### WORK INSTRUCTION
Note every line in the entries that contains the string "Появится", and copy it.
◆ ◆ ◆ ◆ ◆ ◆ ◆
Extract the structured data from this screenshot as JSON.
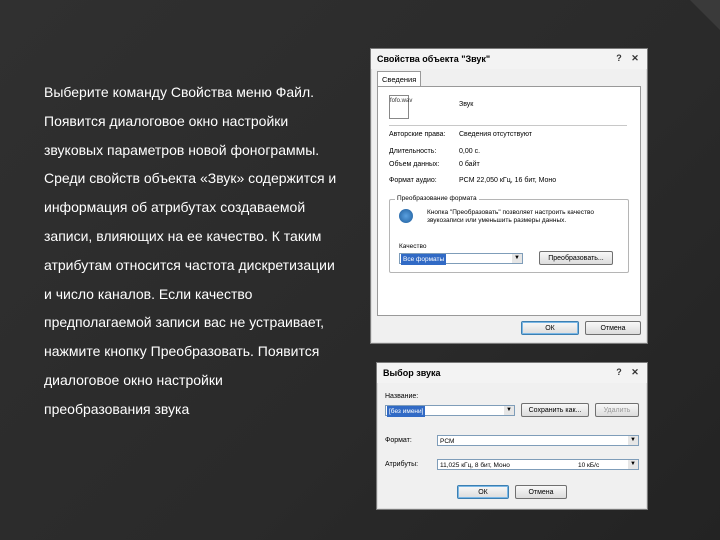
{
  "slide": {
    "lines": [
      "Выберите команду Свойства меню Файл.",
      "Появится диалоговое окно настройки",
      "звуковых параметров новой фонограммы.",
      "Среди свойств объекта «Звук» содержится и",
      "информация об атрибутах создаваемой",
      "записи, влияющих на ее качество. К таким",
      "атрибутам относится частота дискретизации",
      "и число каналов. Если качество",
      "предполагаемой записи вас не устраивает,",
      "нажмите кнопку Преобразовать. Появится",
      "диалоговое окно настройки",
      "преобразования звука"
    ]
  },
  "properties_dialog": {
    "title": "Свойства объекта \"Звук\"",
    "help": "?",
    "close": "✕",
    "tab": "Сведения",
    "icon_text": "fofo.wav",
    "icon_name": "Звук",
    "rows": [
      {
        "label": "Авторские права:",
        "value": "Сведения отсутствуют"
      },
      {
        "label": "Длительность:",
        "value": "0,00 с."
      },
      {
        "label": "Объем данных:",
        "value": "0 байт"
      },
      {
        "label": "Формат аудио:",
        "value": "PCM 22,050 кГц, 16 бит, Моно"
      }
    ],
    "group_title": "Преобразование формата",
    "group_text": "Кнопка \"Преобразовать\" позволяет настроить качество звукозаписи или уменьшить размеры данных.",
    "quality_label": "Качество",
    "quality_value": "Все форматы",
    "convert_button": "Преобразовать...",
    "ok_button": "ОК",
    "cancel_button": "Отмена"
  },
  "sound_dialog": {
    "title": "Выбор звука",
    "help": "?",
    "close": "✕",
    "name_label": "Название:",
    "name_value": "[без имени]",
    "save_as_button": "Сохранить как...",
    "delete_button": "Удалить",
    "format_label": "Формат:",
    "format_value": "PCM",
    "attributes_label": "Атрибуты:",
    "attributes_value": "11,025 кГц, 8 бит, Моно",
    "attributes_rate": "10 кБ/с",
    "ok_button": "ОК",
    "cancel_button": "Отмена"
  },
  "arrow_glyph": "▼"
}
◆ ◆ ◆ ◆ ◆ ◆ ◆
### EXPECTED ANSWER
      "Появится диалоговое окно настройки",
      "нажмите кнопку Преобразовать. Появится",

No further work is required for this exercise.